Five streams of DMX are distributed around the theatre using Strand's ShowNet ethernet system. Of the five streams of DMX used, two are for the MACs, one for the PALs, one for the conventional lighting, and the last one for whatever is left over. Radio-controlled dimming (from Howard Eaton Lighting Limited) is used to control lighting built into the scenic units.
Pan is up, up, and away in Australia. Its producers are banking on a long-term future, predicting the show will fly the world for a decade.
Australia-based freelance writer Catriona Forcer is the former lighting editor of Connections magazine.
LIGHTING DESIGNER Jenny Kagan
ASSOCIATE LIGHTING DESIGNER/LIGHTING PROGRAMMER Rob Halliday
ASSOCIATE LIGHTING DESIGNERS Richard Pacholski, Gavan Swift
HEAD ELECTRICIAN Hugh Hamilton
DEPUTY HEAD ELECTRICIAN Ken Roach
FLOOR ELECTRICIANS David Clare, Sam Shannon
FOLLOWSPOT OPERATORS Suzie Brooks, Jason Edwards, Brian Grant, Mel Lobendahn
TINKERBELL ENGINEER Lynton Blessington
LIGHTING EQUIPMENT SUPPLIER Chameleon Touring Systems
ADDITIONAL LIGHTING EQUIPMENT Cameron Mackintosh Pty Ltd.
LARGE FORMAT PROJECTION The Electric Canvas, Sydney
PROJECTION ARTWORK Vanessa McDonald
PRE-PRODUCTION DOCUMENTATION Modelbox, a White Light Group Company
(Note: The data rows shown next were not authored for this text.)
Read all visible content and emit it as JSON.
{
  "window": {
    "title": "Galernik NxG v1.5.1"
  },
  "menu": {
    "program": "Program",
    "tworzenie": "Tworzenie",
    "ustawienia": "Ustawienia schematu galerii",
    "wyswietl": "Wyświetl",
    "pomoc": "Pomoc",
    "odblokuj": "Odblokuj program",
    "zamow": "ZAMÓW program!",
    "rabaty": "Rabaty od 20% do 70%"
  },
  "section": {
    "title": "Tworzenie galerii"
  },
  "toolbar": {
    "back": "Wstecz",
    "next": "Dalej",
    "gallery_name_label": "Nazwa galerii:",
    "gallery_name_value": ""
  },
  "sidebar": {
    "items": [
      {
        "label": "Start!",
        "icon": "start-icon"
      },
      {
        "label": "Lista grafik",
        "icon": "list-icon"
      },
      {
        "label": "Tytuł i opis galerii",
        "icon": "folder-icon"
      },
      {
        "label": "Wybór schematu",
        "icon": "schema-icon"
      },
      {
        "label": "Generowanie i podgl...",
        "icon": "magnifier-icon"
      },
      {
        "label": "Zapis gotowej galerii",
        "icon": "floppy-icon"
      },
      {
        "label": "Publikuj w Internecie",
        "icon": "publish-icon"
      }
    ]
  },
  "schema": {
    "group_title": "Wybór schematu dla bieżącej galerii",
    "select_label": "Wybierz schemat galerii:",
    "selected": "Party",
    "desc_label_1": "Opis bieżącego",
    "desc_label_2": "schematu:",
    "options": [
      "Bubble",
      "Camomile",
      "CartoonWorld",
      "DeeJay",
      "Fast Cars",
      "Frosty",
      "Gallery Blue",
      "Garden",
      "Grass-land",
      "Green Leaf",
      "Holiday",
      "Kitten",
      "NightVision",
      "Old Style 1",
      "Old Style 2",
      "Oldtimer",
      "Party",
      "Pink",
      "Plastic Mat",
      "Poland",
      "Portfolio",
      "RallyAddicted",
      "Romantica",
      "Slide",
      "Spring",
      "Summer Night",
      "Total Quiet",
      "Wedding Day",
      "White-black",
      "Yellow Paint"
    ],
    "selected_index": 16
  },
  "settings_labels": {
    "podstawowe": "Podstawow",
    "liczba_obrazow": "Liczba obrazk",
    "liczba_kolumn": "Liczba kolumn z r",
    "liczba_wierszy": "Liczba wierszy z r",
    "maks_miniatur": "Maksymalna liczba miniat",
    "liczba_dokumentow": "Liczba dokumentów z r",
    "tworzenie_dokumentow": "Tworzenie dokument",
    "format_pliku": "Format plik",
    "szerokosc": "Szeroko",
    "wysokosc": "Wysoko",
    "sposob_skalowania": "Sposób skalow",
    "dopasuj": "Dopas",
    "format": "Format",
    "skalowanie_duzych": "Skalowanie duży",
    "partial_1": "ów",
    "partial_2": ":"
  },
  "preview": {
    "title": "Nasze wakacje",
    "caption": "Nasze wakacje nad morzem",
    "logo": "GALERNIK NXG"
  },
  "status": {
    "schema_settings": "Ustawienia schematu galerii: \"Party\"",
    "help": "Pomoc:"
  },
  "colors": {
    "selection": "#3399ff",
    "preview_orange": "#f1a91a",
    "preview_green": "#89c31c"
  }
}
LIGHTING EQUIPMENT (9) DHA Digital Light Curtains (16) Martin Professional PAL 1200s (16) Martin Professional MAC 500s (32) Martin Professional MAC 600s (12) City Theatrical AutoYokes (5) Altman Softlights (1) Mole-Richardson 4-light Molefay (1) Mole-Richardson 8-light Molefay (100) ETC Source Fours (56) Altman Shakespeares (12) Strand Prelude 16/30s (40) Selecon Pacific 12/28s (3) Strand Castor 2kWs (10) Strand Pollux 5kWs (11) Lighting & Electronics Mini-Strips (12) Altman ZipStrips (26) Selecon Aura Cyc Ones (76) MFL PAR-64s (70) PAR-64 top hats (32) Wybron scrollers (10) Rainbow Pro scrollers (58) Colourset scrollers (6) Diversitronics Source Four strobes (2) strobe modules (6) GAM Products Star Strobe 111s (4) High End Systems Dataflash AF-1000s (2) 12" mirror balls (2) Strong Super Trouper 11 followspots (2) R&V Beam Lights (2) R&V 1,000W Beam Lights (2) LeMaitre LSG Low Smoke Machines (1) Rosco 1800 fogger (2) Pani large-format 2.5k tungsten projectors with PIGI scrollers (6) White Light VSFX cloud effects (1) Strand 550i control desk (1) Strand 510i backup desk